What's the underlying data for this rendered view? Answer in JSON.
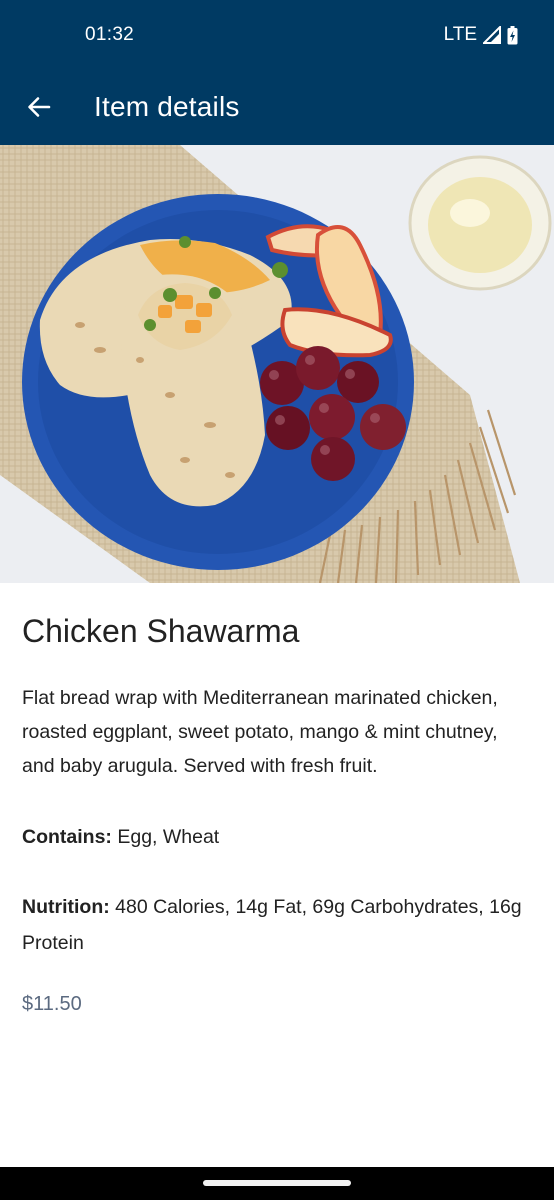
{
  "status_bar": {
    "time": "01:32",
    "network": "LTE"
  },
  "app_bar": {
    "title": "Item details"
  },
  "item": {
    "name": "Chicken Shawarma",
    "description": "Flat bread wrap with Mediterranean marinated chicken, roasted eggplant, sweet potato, mango & mint chutney, and baby arugula.  Served with fresh fruit.",
    "contains_label": "Contains:",
    "contains_value": " Egg, Wheat",
    "nutrition_label": "Nutrition:",
    "nutrition_value": " 480 Calories, 14g Fat, 69g Carbohydrates, 16g Protein",
    "price": "$11.50"
  },
  "colors": {
    "header": "#003a63",
    "price": "#5b6a80",
    "plate": "#1f4fa8"
  },
  "icons": {
    "back": "arrow-left-icon",
    "signal": "signal-icon",
    "battery": "battery-icon"
  }
}
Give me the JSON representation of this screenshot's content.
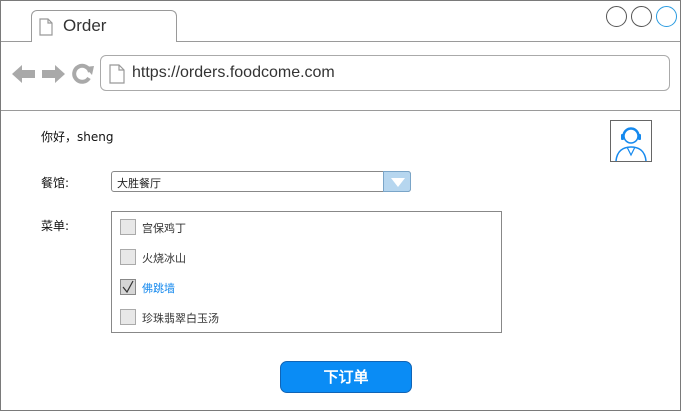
{
  "browser": {
    "tab_title": "Order",
    "url": "https://orders.foodcome.com"
  },
  "page": {
    "greeting": "你好，sheng",
    "restaurant_label": "餐馆:",
    "restaurant_selected": "大胜餐厅",
    "menu_label": "菜单:",
    "menu_items": [
      {
        "label": "宫保鸡丁",
        "checked": false
      },
      {
        "label": "火烧冰山",
        "checked": false
      },
      {
        "label": "佛跳墙",
        "checked": true
      },
      {
        "label": "珍珠翡翠白玉汤",
        "checked": false
      }
    ],
    "order_button": "下订单"
  },
  "colors": {
    "accent": "#0a8cf5",
    "selected_text": "#1589ee",
    "select_arrow_bg": "#b6d6ef"
  }
}
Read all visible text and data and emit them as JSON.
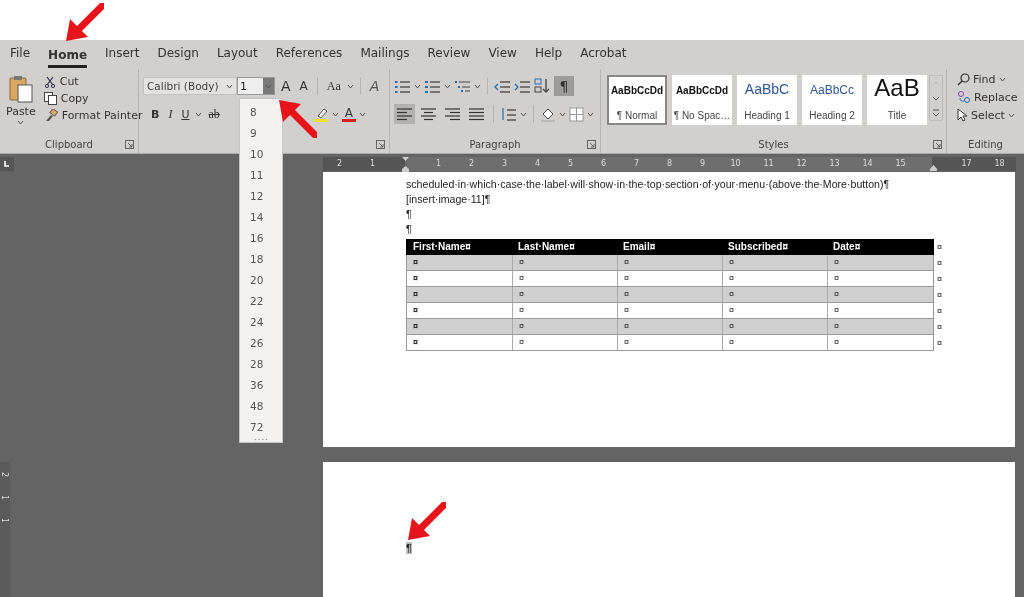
{
  "menu_tabs": [
    {
      "label": "File",
      "selected": false
    },
    {
      "label": "Home",
      "selected": true
    },
    {
      "label": "Insert",
      "selected": false
    },
    {
      "label": "Design",
      "selected": false
    },
    {
      "label": "Layout",
      "selected": false
    },
    {
      "label": "References",
      "selected": false
    },
    {
      "label": "Mailings",
      "selected": false
    },
    {
      "label": "Review",
      "selected": false
    },
    {
      "label": "View",
      "selected": false
    },
    {
      "label": "Help",
      "selected": false
    },
    {
      "label": "Acrobat",
      "selected": false
    }
  ],
  "ribbon": {
    "clipboard": {
      "paste": "Paste",
      "cut": "Cut",
      "copy": "Copy",
      "format_painter": "Format Painter",
      "label": "Clipboard"
    },
    "font": {
      "font_name": "Calibri (Body)",
      "font_size": "1",
      "grow": "A",
      "shrink": "A",
      "change_case": "Aa",
      "clear_formatting": "A",
      "format_buttons": [
        {
          "kind": "bold",
          "label": "B"
        },
        {
          "kind": "italic",
          "label": "I"
        },
        {
          "kind": "underline",
          "label": "U"
        },
        {
          "kind": "strikethrough",
          "label": "ab"
        }
      ],
      "font_color": "A"
    },
    "paragraph": {
      "label": "Paragraph",
      "show_marks": {
        "label": "¶",
        "selected": true
      },
      "alignment_buttons": [
        {
          "kind": "left",
          "selected": true
        },
        {
          "kind": "center",
          "selected": false
        },
        {
          "kind": "right",
          "selected": false
        },
        {
          "kind": "justify",
          "selected": false
        }
      ]
    },
    "styles": {
      "label": "Styles",
      "items": [
        {
          "preview": "AaBbCcDd",
          "name": "¶ Normal",
          "kind": "normal",
          "selected": true
        },
        {
          "preview": "AaBbCcDd",
          "name": "¶ No Spac…",
          "kind": "normal",
          "selected": false
        },
        {
          "preview": "AaBbC",
          "name": "Heading 1",
          "kind": "heading",
          "selected": false
        },
        {
          "preview": "AaBbCc",
          "name": "Heading 2",
          "kind": "heading2",
          "selected": false
        },
        {
          "preview": "AaB",
          "name": "Title",
          "kind": "title",
          "selected": false
        }
      ]
    },
    "editing": {
      "label": "Editing",
      "find": "Find",
      "replace": "Replace",
      "select": "Select"
    }
  },
  "font_size_list": [
    "8",
    "9",
    "10",
    "11",
    "12",
    "14",
    "16",
    "18",
    "20",
    "22",
    "24",
    "26",
    "28",
    "36",
    "48",
    "72"
  ],
  "rulers": {
    "horizontal": [
      {
        "kind": "number",
        "label": "2"
      },
      {
        "kind": "number",
        "label": "1"
      },
      {
        "kind": "indent"
      },
      {
        "kind": "number",
        "label": "1"
      },
      {
        "kind": "number",
        "label": "2"
      },
      {
        "kind": "number",
        "label": "3"
      },
      {
        "kind": "number",
        "label": "4"
      },
      {
        "kind": "number",
        "label": "5"
      },
      {
        "kind": "number",
        "label": "6"
      },
      {
        "kind": "number",
        "label": "7"
      },
      {
        "kind": "number",
        "label": "8"
      },
      {
        "kind": "number",
        "label": "9"
      },
      {
        "kind": "number",
        "label": "10"
      },
      {
        "kind": "number",
        "label": "11"
      },
      {
        "kind": "number",
        "label": "12"
      },
      {
        "kind": "number",
        "label": "13"
      },
      {
        "kind": "number",
        "label": "14"
      },
      {
        "kind": "number",
        "label": "15"
      },
      {
        "kind": "margin"
      },
      {
        "kind": "number",
        "label": "17"
      },
      {
        "kind": "number",
        "label": "18"
      }
    ],
    "vertical": [
      "2",
      "1",
      "1"
    ]
  },
  "document": {
    "page_1": {
      "paragraphs": [
        "scheduled·in·which·case·the·label·will·show·in·the·top·section·of·your·menu·(above·the·More·button)¶",
        "[insert·image·11]¶",
        "¶",
        "¶"
      ],
      "table": {
        "columns": [
          "First·Name¤",
          "Last·Name¤",
          "Email¤",
          "Subscribed¤",
          "Date¤"
        ],
        "header_end_mark": "¤",
        "rows": [
          {
            "banded": true,
            "cells": [
              "¤",
              "¤",
              "¤",
              "¤",
              "¤"
            ],
            "end_mark": "¤"
          },
          {
            "banded": false,
            "cells": [
              "¤",
              "¤",
              "¤",
              "¤",
              "¤"
            ],
            "end_mark": "¤"
          },
          {
            "banded": true,
            "cells": [
              "¤",
              "¤",
              "¤",
              "¤",
              "¤"
            ],
            "end_mark": "¤"
          },
          {
            "banded": false,
            "cells": [
              "¤",
              "¤",
              "¤",
              "¤",
              "¤"
            ],
            "end_mark": "¤"
          },
          {
            "banded": true,
            "cells": [
              "¤",
              "¤",
              "¤",
              "¤",
              "¤"
            ],
            "end_mark": "¤"
          },
          {
            "banded": false,
            "cells": [
              "¤",
              "¤",
              "¤",
              "¤",
              "¤"
            ],
            "end_mark": "¤"
          }
        ]
      }
    },
    "page_2": {
      "paragraphs": [
        {
          "text": "¶",
          "highlighted": true
        }
      ]
    }
  }
}
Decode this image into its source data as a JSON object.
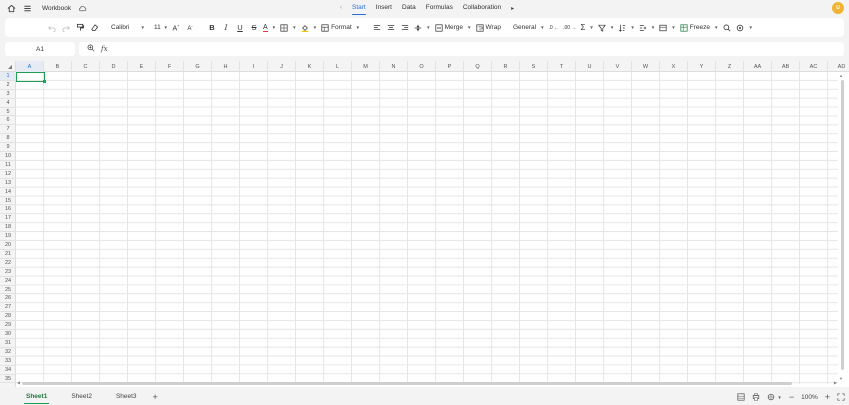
{
  "titlebar": {
    "home_icon": "home-icon",
    "menu_icon": "hamburger-icon",
    "title": "Workbook",
    "cloud_icon": "cloud-sync-icon",
    "tabs": [
      {
        "label": "Start",
        "active": true
      },
      {
        "label": "Insert",
        "active": false
      },
      {
        "label": "Data",
        "active": false
      },
      {
        "label": "Formulas",
        "active": false
      },
      {
        "label": "Collaboration",
        "active": false
      }
    ],
    "avatar_text": "U"
  },
  "toolbar": {
    "font_name": "Calibri",
    "font_size": "11",
    "format_label": "Format",
    "merge_label": "Merge",
    "wrap_label": "Wrap",
    "number_format": "General",
    "freeze_label": "Freeze"
  },
  "formula_bar": {
    "cell_ref": "A1",
    "fx_label": "fx",
    "value": ""
  },
  "grid": {
    "columns": [
      "A",
      "B",
      "C",
      "D",
      "E",
      "F",
      "G",
      "H",
      "I",
      "J",
      "K",
      "L",
      "M",
      "N",
      "O",
      "P",
      "Q",
      "R",
      "S",
      "T",
      "U",
      "V",
      "W",
      "X",
      "Y",
      "Z",
      "AA",
      "AB",
      "AC",
      "AD"
    ],
    "rows": [
      "1",
      "2",
      "3",
      "4",
      "5",
      "6",
      "7",
      "8",
      "9",
      "10",
      "11",
      "12",
      "13",
      "14",
      "15",
      "16",
      "17",
      "18",
      "19",
      "20",
      "21",
      "22",
      "23",
      "24",
      "25",
      "26",
      "27",
      "28",
      "29",
      "30",
      "31",
      "32",
      "33",
      "34",
      "35"
    ],
    "selected_column": "A",
    "selected_row": "1"
  },
  "sheets": [
    {
      "label": "Sheet1",
      "active": true
    },
    {
      "label": "Sheet2",
      "active": false
    },
    {
      "label": "Sheet3",
      "active": false
    }
  ],
  "status": {
    "zoom": "100%"
  },
  "colors": {
    "accent": "#2a6fdb",
    "active_cell": "#1f9d55",
    "avatar": "#f0b433"
  }
}
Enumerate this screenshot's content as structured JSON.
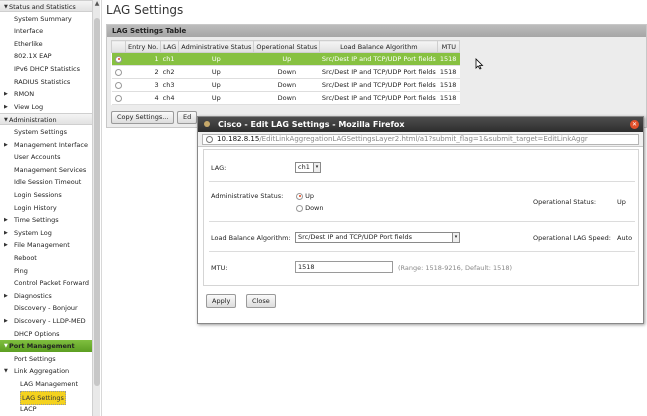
{
  "sidebar": {
    "items": [
      {
        "label": "Status and Statistics",
        "level": "hdr",
        "tri": "▼"
      },
      {
        "label": "System Summary",
        "level": "l1"
      },
      {
        "label": "Interface",
        "level": "l1"
      },
      {
        "label": "Etherlike",
        "level": "l1"
      },
      {
        "label": "802.1X EAP",
        "level": "l1"
      },
      {
        "label": "IPv6 DHCP Statistics",
        "level": "l1"
      },
      {
        "label": "RADIUS Statistics",
        "level": "l1"
      },
      {
        "label": "RMON",
        "level": "l1",
        "tri": "▶"
      },
      {
        "label": "View Log",
        "level": "l1",
        "tri": "▶"
      },
      {
        "label": "Administration",
        "level": "hdr",
        "tri": "▼"
      },
      {
        "label": "System Settings",
        "level": "l1"
      },
      {
        "label": "Management Interface",
        "level": "l1",
        "tri": "▶"
      },
      {
        "label": "User Accounts",
        "level": "l1"
      },
      {
        "label": "Management Services",
        "level": "l1"
      },
      {
        "label": "Idle Session Timeout",
        "level": "l1"
      },
      {
        "label": "Login Sessions",
        "level": "l1"
      },
      {
        "label": "Login History",
        "level": "l1"
      },
      {
        "label": "Time Settings",
        "level": "l1",
        "tri": "▶"
      },
      {
        "label": "System Log",
        "level": "l1",
        "tri": "▶"
      },
      {
        "label": "File Management",
        "level": "l1",
        "tri": "▶"
      },
      {
        "label": "Reboot",
        "level": "l1"
      },
      {
        "label": "Ping",
        "level": "l1"
      },
      {
        "label": "Control Packet Forward",
        "level": "l1"
      },
      {
        "label": "Diagnostics",
        "level": "l1",
        "tri": "▶"
      },
      {
        "label": "Discovery - Bonjour",
        "level": "l1"
      },
      {
        "label": "Discovery - LLDP-MED",
        "level": "l1",
        "tri": "▶"
      },
      {
        "label": "DHCP Options",
        "level": "l1"
      },
      {
        "label": "Port Management",
        "level": "hdr-green",
        "tri": "▼"
      },
      {
        "label": "Port Settings",
        "level": "l1"
      },
      {
        "label": "Link Aggregation",
        "level": "l1",
        "tri": "▼"
      },
      {
        "label": "LAG Management",
        "level": "l2"
      },
      {
        "label": "LAG Settings",
        "level": "l2",
        "selected": true
      },
      {
        "label": "LACP",
        "level": "l2"
      }
    ]
  },
  "page": {
    "title": "LAG Settings",
    "table_title": "LAG Settings Table",
    "columns": [
      "Entry No.",
      "LAG",
      "Administrative Status",
      "Operational Status",
      "Load Balance Algorithm",
      "MTU"
    ],
    "rows": [
      {
        "entry": "1",
        "lag": "ch1",
        "admin": "Up",
        "oper": "Up",
        "lb": "Src/Dest IP and TCP/UDP Port fields",
        "mtu": "1518",
        "selected": true
      },
      {
        "entry": "2",
        "lag": "ch2",
        "admin": "Up",
        "oper": "Down",
        "lb": "Src/Dest IP and TCP/UDP Port fields",
        "mtu": "1518"
      },
      {
        "entry": "3",
        "lag": "ch3",
        "admin": "Up",
        "oper": "Down",
        "lb": "Src/Dest IP and TCP/UDP Port fields",
        "mtu": "1518"
      },
      {
        "entry": "4",
        "lag": "ch4",
        "admin": "Up",
        "oper": "Down",
        "lb": "Src/Dest IP and TCP/UDP Port fields",
        "mtu": "1518"
      }
    ],
    "copy_settings_label": "Copy Settings...",
    "edit_label": "Ed"
  },
  "dialog": {
    "title": "Cisco - Edit LAG Settings - Mozilla Firefox",
    "url_host": "10.182.8.15",
    "url_path": "/EditLinkAggregationLAGSettingsLayer2.html/a1?submit_flag=1&submit_target=EditLinkAggr",
    "lag_label": "LAG:",
    "lag_value": "ch1",
    "admin_label": "Administrative Status:",
    "admin_up": "Up",
    "admin_down": "Down",
    "oper_label": "Operational Status:",
    "oper_value": "Up",
    "lb_label": "Load Balance Algorithm:",
    "lb_value": "Src/Dest IP and TCP/UDP Port fields",
    "oper_speed_label": "Operational LAG Speed:",
    "oper_speed_value": "Auto",
    "mtu_label": "MTU:",
    "mtu_value": "1518",
    "mtu_hint": "(Range: 1518-9216, Default: 1518)",
    "apply_label": "Apply",
    "close_label": "Close"
  }
}
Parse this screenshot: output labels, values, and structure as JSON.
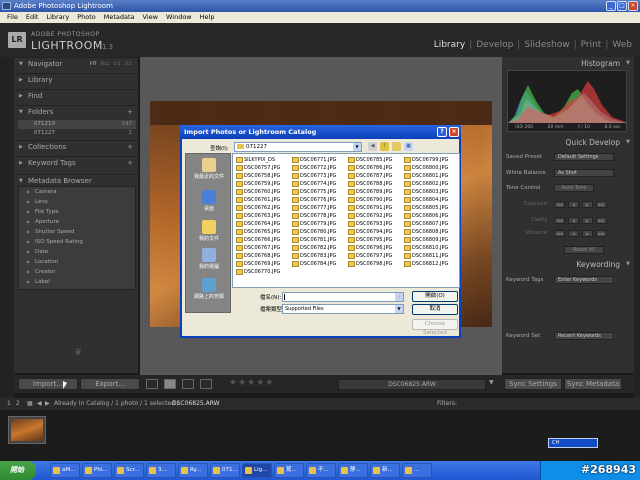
{
  "window": {
    "title": "Adobe Photoshop Lightroom",
    "buttons": [
      "_",
      "□",
      "×"
    ]
  },
  "menubar": [
    "File",
    "Edit",
    "Library",
    "Photo",
    "Metadata",
    "View",
    "Window",
    "Help"
  ],
  "identity": {
    "logo": "LR",
    "brand_small": "ADOBE PHOTOSHOP",
    "brand_large": "LIGHTROOM",
    "version": "1.3",
    "modules": [
      "Library",
      "Develop",
      "Slideshow",
      "Print",
      "Web"
    ],
    "active_module": "Library",
    "separator": "|"
  },
  "left_panel": {
    "navigator": "Navigator",
    "navigator_options": [
      "FIT",
      "FILL",
      "1:1",
      "3:1"
    ],
    "library": "Library",
    "find": "Find",
    "folders": "Folders",
    "folder_items": [
      {
        "name": "071210",
        "count": "147"
      },
      {
        "name": "071227",
        "count": "1"
      }
    ],
    "collections": "Collections",
    "keyword_tags": "Keyword Tags",
    "metadata_browser": "Metadata Browser",
    "metadata_items": [
      "Camera",
      "Lens",
      "File Type",
      "Aperture",
      "Shutter Speed",
      "ISO Speed Rating",
      "Date",
      "Location",
      "Creator",
      "Label"
    ],
    "plus": "+"
  },
  "right_panel": {
    "histogram": "Histogram",
    "histo_info": [
      "ISO 200",
      "20 mm",
      "f / 10",
      "8.0 sec"
    ],
    "quick_develop": "Quick Develop",
    "saved_preset_label": "Saved Preset",
    "saved_preset_value": "Default Settings",
    "white_balance_label": "White Balance",
    "white_balance_value": "As Shot",
    "tone_control_label": "Tone Control",
    "auto_tone": "Auto Tone",
    "exposure": "Exposure",
    "clarity": "Clarity",
    "vibrance": "Vibrance",
    "reset_all": "Reset All",
    "keywording": "Keywording",
    "keyword_tags_label": "Keyword Tags",
    "keyword_tags_value": "Enter Keywords",
    "keyword_set_label": "Keyword Set",
    "keyword_set_value": "Recent Keywords"
  },
  "toolbar": {
    "import": "Import...",
    "export": "Export...",
    "stars": "★★★★★",
    "filename": "DSC06825.ARW",
    "sync_settings": "Sync Settings",
    "sync_metadata": "Sync Metadata"
  },
  "filmbar": {
    "page1": "1",
    "page2": "2",
    "status": "Already In Catalog / 1 photo / 1 selected /",
    "filename": "DSC06825.ARW",
    "filters": "Filters:"
  },
  "dialog": {
    "title": "Import Photos or Lightroom Catalog",
    "help": "?",
    "close": "×",
    "look_in_label": "查詢(I):",
    "look_in_value": "071227",
    "places": [
      "我最近的文件",
      "桌面",
      "我的文件",
      "我的電腦",
      "網路上的芳鄰"
    ],
    "files": [
      [
        "SILKYPIX_DS",
        "DSC06757.JPG",
        "DSC06758.JPG",
        "DSC06759.JPG",
        "DSC06760.JPG",
        "DSC06761.JPG",
        "DSC06762.JPG",
        "DSC06763.JPG",
        "DSC06764.JPG",
        "DSC06765.JPG",
        "DSC06766.JPG",
        "DSC06767.JPG",
        "DSC06768.JPG",
        "DSC06769.JPG",
        "DSC06770.JPG"
      ],
      [
        "DSC06771.JPG",
        "DSC06772.JPG",
        "DSC06773.JPG",
        "DSC06774.JPG",
        "DSC06775.JPG",
        "DSC06776.JPG",
        "DSC06777.JPG",
        "DSC06778.JPG",
        "DSC06779.JPG",
        "DSC06780.JPG",
        "DSC06781.JPG",
        "DSC06782.JPG",
        "DSC06783.JPG",
        "DSC06784.JPG"
      ],
      [
        "DSC06785.JPG",
        "DSC06786.JPG",
        "DSC06787.JPG",
        "DSC06788.JPG",
        "DSC06789.JPG",
        "DSC06790.JPG",
        "DSC06791.JPG",
        "DSC06792.JPG",
        "DSC06793.JPG",
        "DSC06794.JPG",
        "DSC06795.JPG",
        "DSC06796.JPG",
        "DSC06797.JPG",
        "DSC06798.JPG"
      ],
      [
        "DSC06799.JPG",
        "DSC06800.JPG",
        "DSC06801.JPG",
        "DSC06802.JPG",
        "DSC06803.JPG",
        "DSC06804.JPG",
        "DSC06805.JPG",
        "DSC06806.JPG",
        "DSC06807.JPG",
        "DSC06808.JPG",
        "DSC06809.JPG",
        "DSC06810.JPG",
        "DSC06811.JPG",
        "DSC06812.JPG"
      ]
    ],
    "file_name_label": "檔名(N):",
    "file_type_label": "檔案類型(T):",
    "file_type_value": "Supported Files",
    "open_button": "開啟(O)",
    "cancel_button": "取消",
    "choose_selected": "Choose Selected"
  },
  "filmstrip_ime": "CH",
  "taskbar": {
    "start": "開始",
    "tasks": [
      "aM...",
      "Phi...",
      "Scr...",
      "3...",
      "Ry...",
      "071...",
      "Lig...",
      "駕...",
      "不...",
      "静...",
      "新...",
      "..."
    ],
    "active_index": 6,
    "watermark": "#268943"
  }
}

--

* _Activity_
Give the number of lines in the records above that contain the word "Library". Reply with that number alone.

* _Exercise solution_
4